EXERCISE DETAILS:
Please write out every record exactly, but keep any images out of it.

Items from an interface collection:
========

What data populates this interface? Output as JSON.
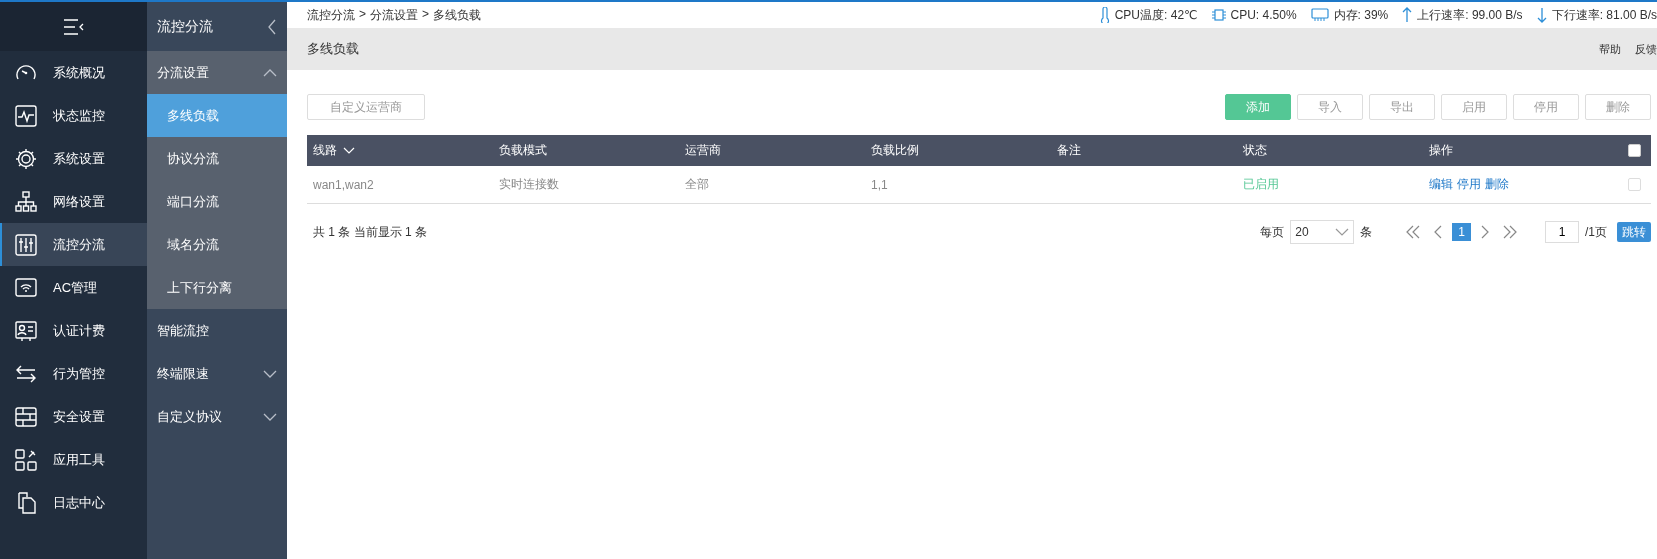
{
  "nav": {
    "items": [
      {
        "label": "系统概况",
        "kind": "gauge",
        "selected": false
      },
      {
        "label": "状态监控",
        "kind": "pulse",
        "selected": false
      },
      {
        "label": "系统设置",
        "kind": "gear",
        "selected": false
      },
      {
        "label": "网络设置",
        "kind": "network",
        "selected": false
      },
      {
        "label": "流控分流",
        "kind": "sliders",
        "selected": true
      },
      {
        "label": "AC管理",
        "kind": "wifi",
        "selected": false
      },
      {
        "label": "认证计费",
        "kind": "idcard",
        "selected": false
      },
      {
        "label": "行为管控",
        "kind": "swap",
        "selected": false
      },
      {
        "label": "安全设置",
        "kind": "wall",
        "selected": false
      },
      {
        "label": "应用工具",
        "kind": "apps",
        "selected": false
      },
      {
        "label": "日志中心",
        "kind": "docs",
        "selected": false
      }
    ]
  },
  "subnav": {
    "title": "流控分流",
    "groups": [
      {
        "label": "分流设置",
        "expanded": true,
        "has_children": true,
        "children": [
          {
            "label": "多线负载",
            "selected": true
          },
          {
            "label": "协议分流",
            "selected": false
          },
          {
            "label": "端口分流",
            "selected": false
          },
          {
            "label": "域名分流",
            "selected": false
          },
          {
            "label": "上下行分离",
            "selected": false
          }
        ]
      },
      {
        "label": "智能流控",
        "expanded": false,
        "has_children": false
      },
      {
        "label": "终端限速",
        "expanded": false,
        "has_children": true
      },
      {
        "label": "自定义协议",
        "expanded": false,
        "has_children": true
      }
    ]
  },
  "breadcrumb": {
    "separator": ">",
    "items": [
      "流控分流",
      "分流设置",
      "多线负载"
    ]
  },
  "stats": [
    {
      "kind": "thermometer",
      "text": "CPU温度: 42℃"
    },
    {
      "kind": "chip",
      "text": "CPU: 4.50%"
    },
    {
      "kind": "memory",
      "text": "内存: 39%"
    },
    {
      "kind": "up",
      "text": "上行速率: 99.00 B/s"
    },
    {
      "kind": "down",
      "text": "下行速率: 81.00 B/s"
    }
  ],
  "page_title": "多线负载",
  "header_links": [
    "帮助",
    "反馈"
  ],
  "left_button": "自定义运营商",
  "actions": [
    {
      "label": "添加",
      "kind": "primary"
    },
    {
      "label": "导入",
      "kind": "plain"
    },
    {
      "label": "导出",
      "kind": "plain"
    },
    {
      "label": "启用",
      "kind": "plain"
    },
    {
      "label": "停用",
      "kind": "plain"
    },
    {
      "label": "删除",
      "kind": "plain"
    }
  ],
  "table": {
    "columns": [
      {
        "label": "线路",
        "sortable": true
      },
      {
        "label": "负载模式",
        "sortable": false
      },
      {
        "label": "运营商",
        "sortable": false
      },
      {
        "label": "负载比例",
        "sortable": false
      },
      {
        "label": "备注",
        "sortable": false
      },
      {
        "label": "状态",
        "sortable": false
      },
      {
        "label": "操作",
        "sortable": false
      }
    ],
    "select_all": false,
    "rows": [
      {
        "cells": [
          "wan1,wan2",
          "实时连接数",
          "全部",
          "1,1",
          ""
        ],
        "status": "已启用",
        "enabled": true,
        "operations": [
          "编辑",
          "停用",
          "删除"
        ],
        "checked": false
      }
    ]
  },
  "pagination": {
    "summary": "共 1 条 当前显示 1 条",
    "per_page_label": "每页",
    "per_page": "20",
    "unit": "条",
    "pages": [
      {
        "label": "1",
        "selected": true
      }
    ],
    "page_input": "1",
    "total": "/1页",
    "jump": "跳转"
  }
}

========

EXERCISE SOLUTION:
What data populates this interface? Output as JSON.
{
  "nav": {
    "items": [
      {
        "label": "系统概况",
        "kind": "gauge",
        "selected": false
      },
      {
        "label": "状态监控",
        "kind": "pulse",
        "selected": false
      },
      {
        "label": "系统设置",
        "kind": "gear",
        "selected": false
      },
      {
        "label": "网络设置",
        "kind": "network",
        "selected": false
      },
      {
        "label": "流控分流",
        "kind": "sliders",
        "selected": true
      },
      {
        "label": "AC管理",
        "kind": "wifi",
        "selected": false
      },
      {
        "label": "认证计费",
        "kind": "idcard",
        "selected": false
      },
      {
        "label": "行为管控",
        "kind": "swap",
        "selected": false
      },
      {
        "label": "安全设置",
        "kind": "wall",
        "selected": false
      },
      {
        "label": "应用工具",
        "kind": "apps",
        "selected": false
      },
      {
        "label": "日志中心",
        "kind": "docs",
        "selected": false
      }
    ]
  },
  "subnav": {
    "title": "流控分流",
    "groups": [
      {
        "label": "分流设置",
        "expanded": true,
        "has_children": true,
        "children": [
          {
            "label": "多线负载",
            "selected": true
          },
          {
            "label": "协议分流",
            "selected": false
          },
          {
            "label": "端口分流",
            "selected": false
          },
          {
            "label": "域名分流",
            "selected": false
          },
          {
            "label": "上下行分离",
            "selected": false
          }
        ]
      },
      {
        "label": "智能流控",
        "expanded": false,
        "has_children": false
      },
      {
        "label": "终端限速",
        "expanded": false,
        "has_children": true
      },
      {
        "label": "自定义协议",
        "expanded": false,
        "has_children": true
      }
    ]
  },
  "breadcrumb": {
    "separator": ">",
    "items": [
      "流控分流",
      "分流设置",
      "多线负载"
    ]
  },
  "stats": [
    {
      "kind": "thermometer",
      "text": "CPU温度: 42℃"
    },
    {
      "kind": "chip",
      "text": "CPU: 4.50%"
    },
    {
      "kind": "memory",
      "text": "内存: 39%"
    },
    {
      "kind": "up",
      "text": "上行速率: 99.00 B/s"
    },
    {
      "kind": "down",
      "text": "下行速率: 81.00 B/s"
    }
  ],
  "page_title": "多线负载",
  "header_links": [
    "帮助",
    "反馈"
  ],
  "left_button": "自定义运营商",
  "actions": [
    {
      "label": "添加",
      "kind": "primary"
    },
    {
      "label": "导入",
      "kind": "plain"
    },
    {
      "label": "导出",
      "kind": "plain"
    },
    {
      "label": "启用",
      "kind": "plain"
    },
    {
      "label": "停用",
      "kind": "plain"
    },
    {
      "label": "删除",
      "kind": "plain"
    }
  ],
  "table": {
    "columns": [
      {
        "label": "线路",
        "sortable": true
      },
      {
        "label": "负载模式",
        "sortable": false
      },
      {
        "label": "运营商",
        "sortable": false
      },
      {
        "label": "负载比例",
        "sortable": false
      },
      {
        "label": "备注",
        "sortable": false
      },
      {
        "label": "状态",
        "sortable": false
      },
      {
        "label": "操作",
        "sortable": false
      }
    ],
    "select_all": false,
    "rows": [
      {
        "cells": [
          "wan1,wan2",
          "实时连接数",
          "全部",
          "1,1",
          ""
        ],
        "status": "已启用",
        "enabled": true,
        "operations": [
          "编辑",
          "停用",
          "删除"
        ],
        "checked": false
      }
    ]
  },
  "pagination": {
    "summary": "共 1 条 当前显示 1 条",
    "per_page_label": "每页",
    "per_page": "20",
    "unit": "条",
    "pages": [
      {
        "label": "1",
        "selected": true
      }
    ],
    "page_input": "1",
    "total": "/1页",
    "jump": "跳转"
  }
}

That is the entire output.